### EXTRACTED ENTRIES
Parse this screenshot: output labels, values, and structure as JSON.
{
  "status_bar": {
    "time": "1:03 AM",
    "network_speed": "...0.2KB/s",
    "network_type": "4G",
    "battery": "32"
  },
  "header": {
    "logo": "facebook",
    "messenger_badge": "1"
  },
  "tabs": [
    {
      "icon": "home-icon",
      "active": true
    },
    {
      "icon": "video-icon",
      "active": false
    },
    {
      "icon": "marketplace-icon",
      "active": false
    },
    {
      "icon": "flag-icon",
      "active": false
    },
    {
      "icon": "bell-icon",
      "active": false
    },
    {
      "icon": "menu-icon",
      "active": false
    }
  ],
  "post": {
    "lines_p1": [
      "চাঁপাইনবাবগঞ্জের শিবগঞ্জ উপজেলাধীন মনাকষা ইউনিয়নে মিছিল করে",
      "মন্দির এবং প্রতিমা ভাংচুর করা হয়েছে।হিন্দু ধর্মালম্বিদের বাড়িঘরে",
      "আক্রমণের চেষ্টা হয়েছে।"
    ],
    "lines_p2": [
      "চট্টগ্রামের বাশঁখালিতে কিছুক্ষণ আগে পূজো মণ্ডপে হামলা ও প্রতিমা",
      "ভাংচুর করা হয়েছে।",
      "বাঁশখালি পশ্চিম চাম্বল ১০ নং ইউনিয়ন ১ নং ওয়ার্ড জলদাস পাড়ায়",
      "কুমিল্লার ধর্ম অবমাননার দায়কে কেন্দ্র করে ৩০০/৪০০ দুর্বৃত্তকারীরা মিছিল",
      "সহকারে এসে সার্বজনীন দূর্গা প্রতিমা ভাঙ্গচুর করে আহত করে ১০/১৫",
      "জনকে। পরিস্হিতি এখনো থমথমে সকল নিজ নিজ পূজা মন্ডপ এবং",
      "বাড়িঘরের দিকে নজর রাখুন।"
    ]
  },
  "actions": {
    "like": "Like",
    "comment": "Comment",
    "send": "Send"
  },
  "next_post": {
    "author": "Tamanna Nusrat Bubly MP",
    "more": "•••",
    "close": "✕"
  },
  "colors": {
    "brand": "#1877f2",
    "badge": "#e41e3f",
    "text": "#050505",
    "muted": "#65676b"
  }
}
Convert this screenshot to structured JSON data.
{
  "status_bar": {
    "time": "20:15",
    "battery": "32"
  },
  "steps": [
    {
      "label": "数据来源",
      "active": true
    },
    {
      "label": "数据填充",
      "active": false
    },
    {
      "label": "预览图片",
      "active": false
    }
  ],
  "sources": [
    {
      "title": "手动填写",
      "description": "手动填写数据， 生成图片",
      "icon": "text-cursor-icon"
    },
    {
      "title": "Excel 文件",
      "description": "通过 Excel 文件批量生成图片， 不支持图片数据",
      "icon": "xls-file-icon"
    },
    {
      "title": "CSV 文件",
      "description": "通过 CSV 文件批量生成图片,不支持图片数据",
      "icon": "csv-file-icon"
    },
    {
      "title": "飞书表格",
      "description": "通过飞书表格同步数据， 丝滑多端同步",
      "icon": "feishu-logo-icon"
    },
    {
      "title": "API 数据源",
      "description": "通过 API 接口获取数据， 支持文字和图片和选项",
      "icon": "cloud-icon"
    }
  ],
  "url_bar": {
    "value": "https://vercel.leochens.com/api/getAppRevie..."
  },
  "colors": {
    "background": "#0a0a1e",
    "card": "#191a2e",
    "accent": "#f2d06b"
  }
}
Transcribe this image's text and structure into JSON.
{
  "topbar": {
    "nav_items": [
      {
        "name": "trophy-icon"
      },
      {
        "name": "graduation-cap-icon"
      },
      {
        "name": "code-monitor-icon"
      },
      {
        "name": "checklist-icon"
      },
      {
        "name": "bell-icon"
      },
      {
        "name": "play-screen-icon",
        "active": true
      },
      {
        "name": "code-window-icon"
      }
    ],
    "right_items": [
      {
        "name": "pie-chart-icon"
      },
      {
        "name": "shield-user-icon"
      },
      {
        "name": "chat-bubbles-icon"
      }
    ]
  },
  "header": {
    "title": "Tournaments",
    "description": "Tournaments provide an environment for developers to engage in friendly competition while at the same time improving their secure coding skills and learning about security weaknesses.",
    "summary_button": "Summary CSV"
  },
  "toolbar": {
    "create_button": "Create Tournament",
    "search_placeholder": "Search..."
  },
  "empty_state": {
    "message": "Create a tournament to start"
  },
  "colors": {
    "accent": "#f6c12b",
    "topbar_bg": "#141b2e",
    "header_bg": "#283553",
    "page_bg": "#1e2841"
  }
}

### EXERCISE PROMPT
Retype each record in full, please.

### EXPECTED OUTPUT
Parse this screenshot: output labels, values, and structure as JSON.
{
  "status_bar": {
    "time": "1:03 AM",
    "network_speed": "...0.2KB/s",
    "network_type": "4G",
    "battery": "32"
  },
  "header": {
    "logo": "facebook",
    "messenger_badge": "1"
  },
  "tabs": [
    {
      "icon": "home-icon",
      "active": true
    },
    {
      "icon": "video-icon",
      "active": false
    },
    {
      "icon": "marketplace-icon",
      "active": false
    },
    {
      "icon": "flag-icon",
      "active": false
    },
    {
      "icon": "bell-icon",
      "active": false
    },
    {
      "icon": "menu-icon",
      "active": false
    }
  ],
  "post": {
    "lines_p1": [
      "চাঁপাইনবাবগঞ্জের শিবগঞ্জ উপজেলাধীন মনাকষা ইউনিয়নে মিছিল করে",
      "মন্দির এবং প্রতিমা ভাংচুর করা হয়েছে।হিন্দু ধর্মালম্বিদের বাড়িঘরে",
      "আক্রমণের চেষ্টা হয়েছে।"
    ],
    "lines_p2": [
      "চট্টগ্রামের বাশঁখালিতে কিছুক্ষণ আগে পূজো মণ্ডপে হামলা ও প্রতিমা",
      "ভাংচুর করা হয়েছে।",
      "বাঁশখালি পশ্চিম চাম্বল ১০ নং ইউনিয়ন ১ নং ওয়ার্ড জলদাস পাড়ায়",
      "কুমিল্লার ধর্ম অবমাননার দায়কে কেন্দ্র করে ৩০০/৪০০ দুর্বৃত্তকারীরা মিছিল",
      "সহকারে এসে সার্বজনীন দূর্গা প্রতিমা ভাঙ্গচুর করে আহত করে ১০/১৫",
      "জনকে। পরিস্হিতি এখনো থমথমে সকল নিজ নিজ পূজা মন্ডপ এবং",
      "বাড়িঘরের দিকে নজর রাখুন।"
    ]
  },
  "actions": {
    "like": "Like",
    "comment": "Comment",
    "send": "Send"
  },
  "next_post": {
    "author": "Tamanna Nusrat Bubly MP",
    "more": "•••",
    "close": "✕"
  },
  "colors": {
    "brand": "#1877f2",
    "badge": "#e41e3f",
    "text": "#050505",
    "muted": "#65676b"
  }
}
Convert this screenshot to structured JSON data.
{
  "status_bar": {
    "time": "20:15",
    "battery": "32"
  },
  "steps": [
    {
      "label": "数据来源",
      "active": true
    },
    {
      "label": "数据填充",
      "active": false
    },
    {
      "label": "预览图片",
      "active": false
    }
  ],
  "sources": [
    {
      "title": "手动填写",
      "description": "手动填写数据， 生成图片",
      "icon": "text-cursor-icon"
    },
    {
      "title": "Excel 文件",
      "description": "通过 Excel 文件批量生成图片， 不支持图片数据",
      "icon": "xls-file-icon"
    },
    {
      "title": "CSV 文件",
      "description": "通过 CSV 文件批量生成图片,不支持图片数据",
      "icon": "csv-file-icon"
    },
    {
      "title": "飞书表格",
      "description": "通过飞书表格同步数据， 丝滑多端同步",
      "icon": "feishu-logo-icon"
    },
    {
      "title": "API 数据源",
      "description": "通过 API 接口获取数据， 支持文字和图片和选项",
      "icon": "cloud-icon"
    }
  ],
  "url_bar": {
    "value": "https://vercel.leochens.com/api/getAppRevie..."
  },
  "colors": {
    "background": "#0a0a1e",
    "card": "#191a2e",
    "accent": "#f2d06b"
  }
}
Transcribe this image's text and structure into JSON.
{
  "topbar": {
    "nav_items": [
      {
        "name": "trophy-icon"
      },
      {
        "name": "graduation-cap-icon"
      },
      {
        "name": "code-monitor-icon"
      },
      {
        "name": "checklist-icon"
      },
      {
        "name": "bell-icon"
      },
      {
        "name": "play-screen-icon",
        "active": true
      },
      {
        "name": "code-window-icon"
      }
    ],
    "right_items": [
      {
        "name": "pie-chart-icon"
      },
      {
        "name": "shield-user-icon"
      },
      {
        "name": "chat-bubbles-icon"
      }
    ]
  },
  "header": {
    "title": "Tournaments",
    "description": "Tournaments provide an environment for developers to engage in friendly competition while at the same time improving their secure coding skills and learning about security weaknesses.",
    "summary_button": "Summary CSV"
  },
  "toolbar": {
    "create_button": "Create Tournament",
    "search_placeholder": "Search..."
  },
  "empty_state": {
    "message": "Create a tournament to start"
  },
  "colors": {
    "accent": "#f6c12b",
    "topbar_bg": "#141b2e",
    "header_bg": "#283553",
    "page_bg": "#1e2841"
  }
}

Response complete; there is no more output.